### WORK ITEM:
For the word "this", count the lines of the listing that contain it and give only the count.

### RECORD EXTRACTS:
┌──
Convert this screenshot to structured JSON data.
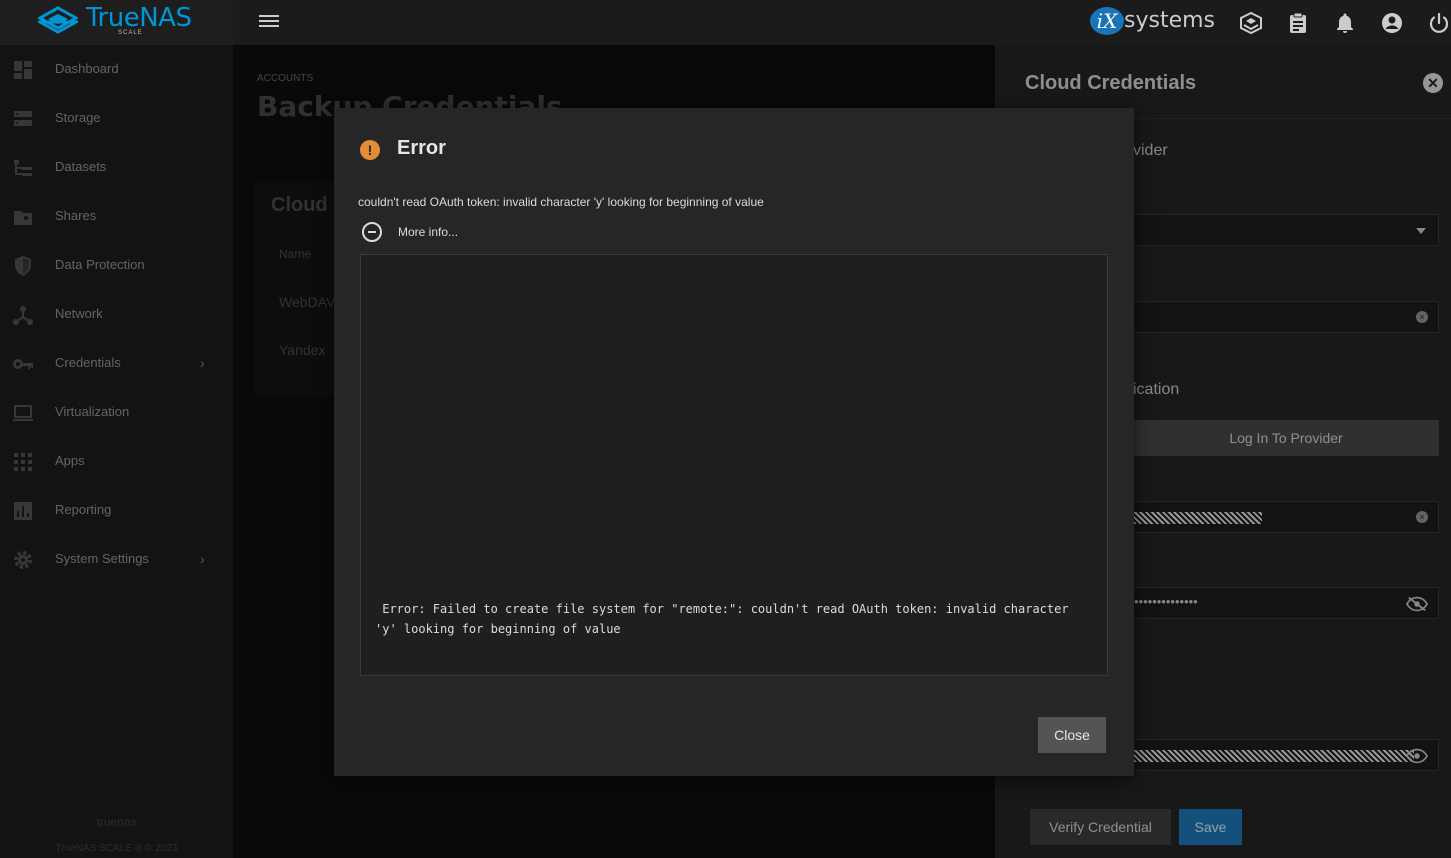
{
  "topbar": {
    "brand_name": "TrueNAS",
    "brand_sub": "SCALE",
    "vendor_logo_ix": "iX",
    "vendor_logo_text": "systems",
    "icons": [
      "truecommand-icon",
      "clipboard-icon",
      "bell-icon",
      "account-icon",
      "power-icon"
    ]
  },
  "sidebar": {
    "items": [
      {
        "label": "Dashboard",
        "icon": "dashboard-icon"
      },
      {
        "label": "Storage",
        "icon": "storage-icon"
      },
      {
        "label": "Datasets",
        "icon": "datasets-icon"
      },
      {
        "label": "Shares",
        "icon": "shares-icon"
      },
      {
        "label": "Data Protection",
        "icon": "shield-icon"
      },
      {
        "label": "Network",
        "icon": "network-icon"
      },
      {
        "label": "Credentials",
        "icon": "key-icon",
        "chevron": "›"
      },
      {
        "label": "Virtualization",
        "icon": "laptop-icon"
      },
      {
        "label": "Apps",
        "icon": "apps-grid-icon"
      },
      {
        "label": "Reporting",
        "icon": "chart-icon"
      },
      {
        "label": "System Settings",
        "icon": "gear-icon",
        "chevron": "›"
      }
    ],
    "footer_host": "truenas",
    "footer_copyright": "TrueNAS SCALE ® © 2023"
  },
  "main": {
    "breadcrumb": "ACCOUNTS",
    "title": "Backup Credentials",
    "card_title": "Cloud C",
    "column_name": "Name",
    "rows": [
      "WebDAV",
      "Yandex"
    ]
  },
  "panel": {
    "title": "Cloud Credentials",
    "section_provider": "vider",
    "section_auth": "ication",
    "login_button": "Log In To Provider",
    "password_dots": "••••••••••••••",
    "verify_button": "Verify Credential",
    "save_button": "Save"
  },
  "modal": {
    "title": "Error",
    "message": "couldn't read OAuth token: invalid character 'y' looking for beginning of value",
    "more_info": "More info...",
    "trace": " Error: Failed to create file system for \"remote:\": couldn't read OAuth token: invalid character 'y' looking for beginning of value",
    "close_button": "Close"
  },
  "colors": {
    "accent": "#0095d5",
    "save": "#1f7bbf",
    "warning": "#e38c35"
  }
}
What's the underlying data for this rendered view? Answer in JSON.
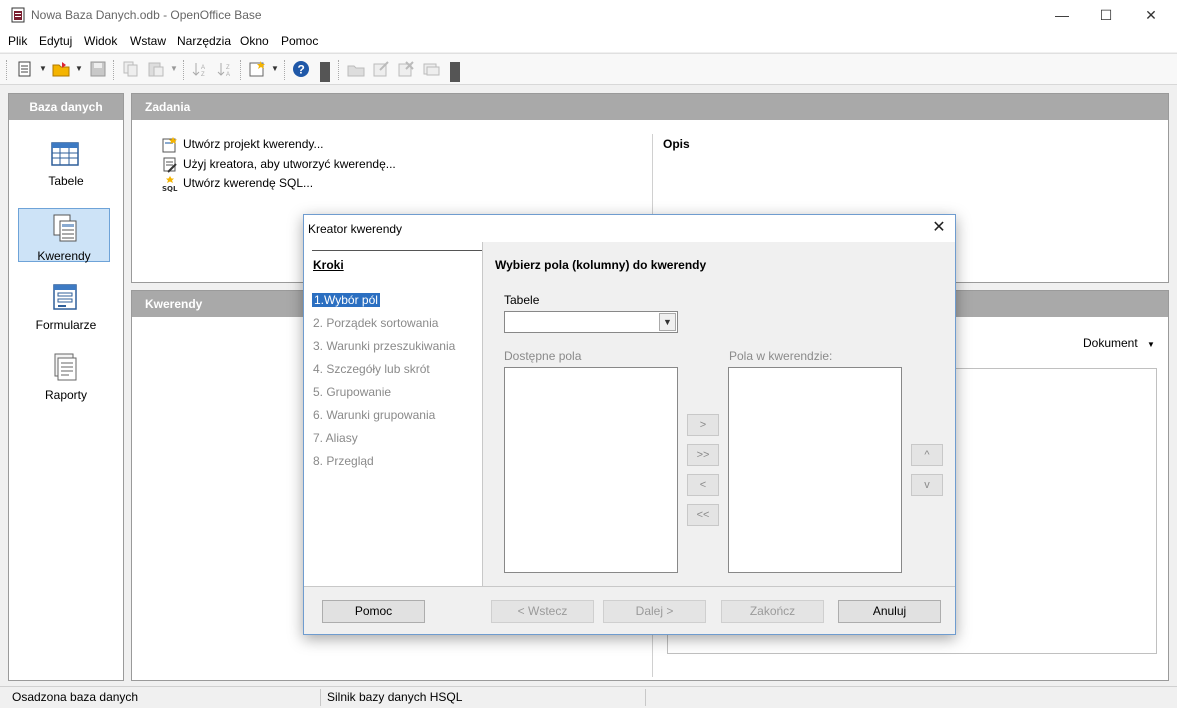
{
  "window": {
    "title": "Nowa Baza Danych.odb - OpenOffice Base",
    "min": "—",
    "max": "☐",
    "close": "✕"
  },
  "menu": [
    "Plik",
    "Edytuj",
    "Widok",
    "Wstaw",
    "Narzędzia",
    "Okno",
    "Pomoc"
  ],
  "left_panel": {
    "title": "Baza danych",
    "items": [
      "Tabele",
      "Kwerendy",
      "Formularze",
      "Raporty"
    ],
    "active": "Kwerendy"
  },
  "tasks": {
    "title": "Zadania",
    "items": [
      "Utwórz projekt kwerendy...",
      "Użyj kreatora, aby utworzyć kwerendę...",
      "Utwórz kwerendę SQL..."
    ],
    "description_title": "Opis"
  },
  "queries": {
    "title": "Kwerendy",
    "preview_mode": "Dokument"
  },
  "status": {
    "left": "Osadzona baza danych",
    "middle": "Silnik bazy danych HSQL"
  },
  "dialog": {
    "title": "Kreator kwerendy",
    "steps_title": "Kroki",
    "steps": [
      "1.Wybór pól",
      "2. Porządek sortowania",
      "3. Warunki przeszukiwania",
      "4. Szczegóły lub skrót",
      "5. Grupowanie",
      "6. Warunki grupowania",
      "7. Aliasy",
      "8. Przegląd"
    ],
    "heading": "Wybierz pola (kolumny) do kwerendy",
    "tables_label": "Tabele",
    "tables_value": "",
    "available_label": "Dostępne pola",
    "selected_label": "Pola w kwerendzie:",
    "move_buttons": [
      ">",
      ">>",
      "<",
      "<<"
    ],
    "order_buttons": [
      "^",
      "v"
    ],
    "buttons": {
      "help": "Pomoc",
      "back": "< Wstecz",
      "next": "Dalej >",
      "finish": "Zakończ",
      "cancel": "Anuluj"
    }
  },
  "colors": {
    "panel_header": "#a9a9a9",
    "selection": "#2b6fc1",
    "active_item": "#cde3f7"
  }
}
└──
### WRITTEN RESPONSE:
2